Material for this exercise START
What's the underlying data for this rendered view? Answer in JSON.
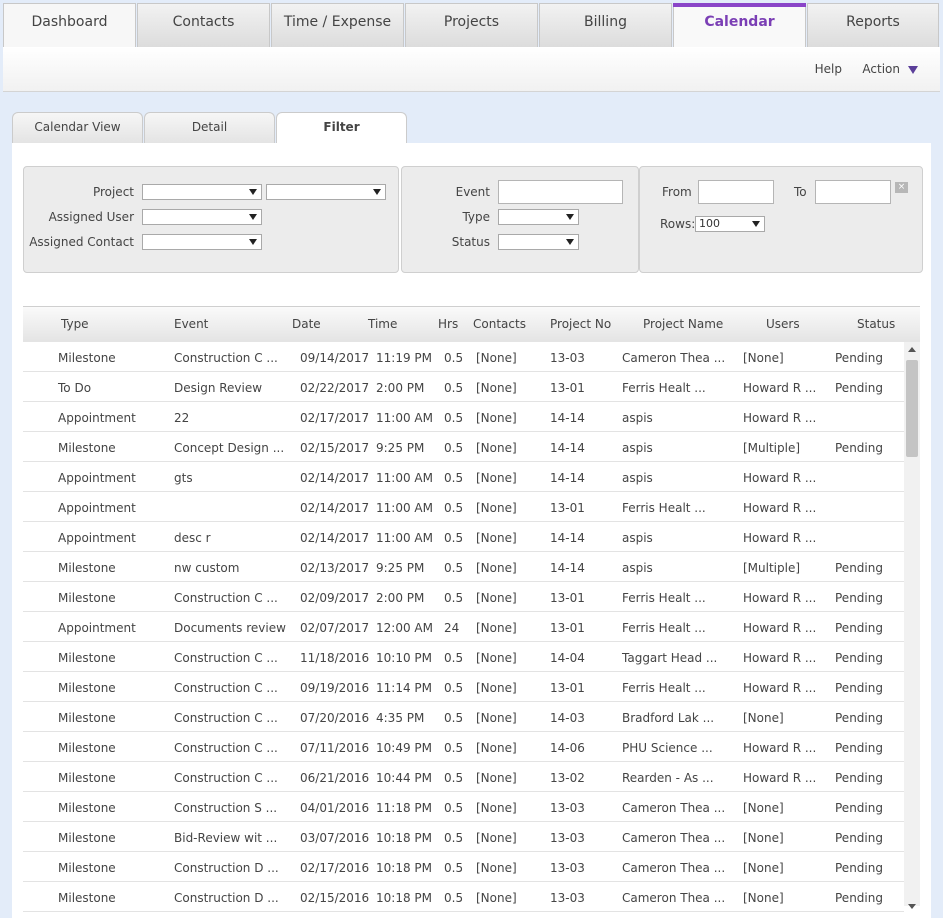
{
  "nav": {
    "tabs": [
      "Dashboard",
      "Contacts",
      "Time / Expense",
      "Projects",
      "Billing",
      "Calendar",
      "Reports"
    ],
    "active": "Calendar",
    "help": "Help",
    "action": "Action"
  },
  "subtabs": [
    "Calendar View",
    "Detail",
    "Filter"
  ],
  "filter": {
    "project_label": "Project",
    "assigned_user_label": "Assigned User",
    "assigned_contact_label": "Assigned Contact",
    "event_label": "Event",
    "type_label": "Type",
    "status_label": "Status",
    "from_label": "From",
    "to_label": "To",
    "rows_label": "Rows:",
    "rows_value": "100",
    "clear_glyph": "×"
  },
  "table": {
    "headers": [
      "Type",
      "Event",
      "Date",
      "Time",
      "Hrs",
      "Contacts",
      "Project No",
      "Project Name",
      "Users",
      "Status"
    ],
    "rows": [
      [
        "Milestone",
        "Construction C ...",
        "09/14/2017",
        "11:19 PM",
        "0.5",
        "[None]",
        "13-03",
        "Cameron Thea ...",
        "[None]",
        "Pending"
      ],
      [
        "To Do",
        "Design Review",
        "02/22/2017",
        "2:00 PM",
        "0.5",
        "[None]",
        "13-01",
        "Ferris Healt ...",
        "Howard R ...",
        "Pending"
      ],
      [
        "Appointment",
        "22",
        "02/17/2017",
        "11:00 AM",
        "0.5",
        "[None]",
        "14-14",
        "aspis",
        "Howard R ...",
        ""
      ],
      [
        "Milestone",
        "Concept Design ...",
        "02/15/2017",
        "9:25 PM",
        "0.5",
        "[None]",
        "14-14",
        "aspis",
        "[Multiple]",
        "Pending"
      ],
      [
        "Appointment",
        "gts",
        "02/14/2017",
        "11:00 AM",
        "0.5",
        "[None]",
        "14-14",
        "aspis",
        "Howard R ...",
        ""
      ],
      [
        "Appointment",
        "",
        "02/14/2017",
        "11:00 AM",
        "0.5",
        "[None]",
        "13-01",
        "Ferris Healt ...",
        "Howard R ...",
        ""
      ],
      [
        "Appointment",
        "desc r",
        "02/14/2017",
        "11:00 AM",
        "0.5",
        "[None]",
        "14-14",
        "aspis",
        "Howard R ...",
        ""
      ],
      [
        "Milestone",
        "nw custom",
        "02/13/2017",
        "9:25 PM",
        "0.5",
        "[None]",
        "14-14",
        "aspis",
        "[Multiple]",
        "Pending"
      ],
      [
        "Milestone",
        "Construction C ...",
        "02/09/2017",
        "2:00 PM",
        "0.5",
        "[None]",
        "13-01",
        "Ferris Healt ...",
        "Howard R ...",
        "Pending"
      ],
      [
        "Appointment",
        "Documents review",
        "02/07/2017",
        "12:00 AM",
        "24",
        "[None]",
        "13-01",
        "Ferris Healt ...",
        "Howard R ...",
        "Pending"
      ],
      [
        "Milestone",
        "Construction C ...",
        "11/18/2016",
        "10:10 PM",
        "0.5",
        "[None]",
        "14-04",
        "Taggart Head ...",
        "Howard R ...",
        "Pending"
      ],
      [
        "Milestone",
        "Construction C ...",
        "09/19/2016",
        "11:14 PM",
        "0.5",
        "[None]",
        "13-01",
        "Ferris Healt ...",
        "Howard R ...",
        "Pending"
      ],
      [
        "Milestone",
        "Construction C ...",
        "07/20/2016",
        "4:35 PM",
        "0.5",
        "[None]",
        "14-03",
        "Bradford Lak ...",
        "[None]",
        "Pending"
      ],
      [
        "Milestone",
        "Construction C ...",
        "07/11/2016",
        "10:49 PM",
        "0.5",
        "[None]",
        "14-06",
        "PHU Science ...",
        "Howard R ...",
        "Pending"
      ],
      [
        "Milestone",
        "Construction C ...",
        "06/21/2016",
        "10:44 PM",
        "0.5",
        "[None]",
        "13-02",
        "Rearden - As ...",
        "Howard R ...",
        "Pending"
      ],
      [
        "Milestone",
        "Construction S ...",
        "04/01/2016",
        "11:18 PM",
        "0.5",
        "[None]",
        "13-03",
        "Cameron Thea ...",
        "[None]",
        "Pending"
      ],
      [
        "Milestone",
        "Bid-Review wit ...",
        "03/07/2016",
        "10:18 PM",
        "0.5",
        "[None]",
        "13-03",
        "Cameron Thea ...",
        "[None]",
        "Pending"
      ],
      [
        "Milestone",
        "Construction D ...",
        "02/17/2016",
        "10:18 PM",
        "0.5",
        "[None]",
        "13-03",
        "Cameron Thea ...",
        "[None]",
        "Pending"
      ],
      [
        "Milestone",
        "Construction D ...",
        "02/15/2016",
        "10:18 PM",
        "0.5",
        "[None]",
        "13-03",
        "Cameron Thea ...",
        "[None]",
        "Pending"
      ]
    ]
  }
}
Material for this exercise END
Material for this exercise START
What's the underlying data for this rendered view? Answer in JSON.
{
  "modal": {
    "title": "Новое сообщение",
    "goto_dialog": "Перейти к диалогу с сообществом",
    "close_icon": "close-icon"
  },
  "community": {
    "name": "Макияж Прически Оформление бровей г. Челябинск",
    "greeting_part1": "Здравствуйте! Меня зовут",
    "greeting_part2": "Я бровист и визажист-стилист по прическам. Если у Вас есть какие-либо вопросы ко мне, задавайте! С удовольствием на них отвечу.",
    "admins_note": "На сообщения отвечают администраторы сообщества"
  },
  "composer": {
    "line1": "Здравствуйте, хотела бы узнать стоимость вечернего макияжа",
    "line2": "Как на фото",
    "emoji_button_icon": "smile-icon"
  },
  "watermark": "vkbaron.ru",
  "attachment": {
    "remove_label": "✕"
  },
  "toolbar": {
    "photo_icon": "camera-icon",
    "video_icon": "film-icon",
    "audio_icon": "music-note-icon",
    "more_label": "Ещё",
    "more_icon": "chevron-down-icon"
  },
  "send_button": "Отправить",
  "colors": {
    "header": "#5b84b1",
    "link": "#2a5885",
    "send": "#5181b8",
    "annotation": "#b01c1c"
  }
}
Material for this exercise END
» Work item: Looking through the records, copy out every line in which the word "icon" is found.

» Your response:
    "close_icon": "close-icon"
    "emoji_button_icon": "smile-icon"
    "photo_icon": "camera-icon",
    "video_icon": "film-icon",
    "audio_icon": "music-note-icon",
    "more_icon": "chevron-down-icon"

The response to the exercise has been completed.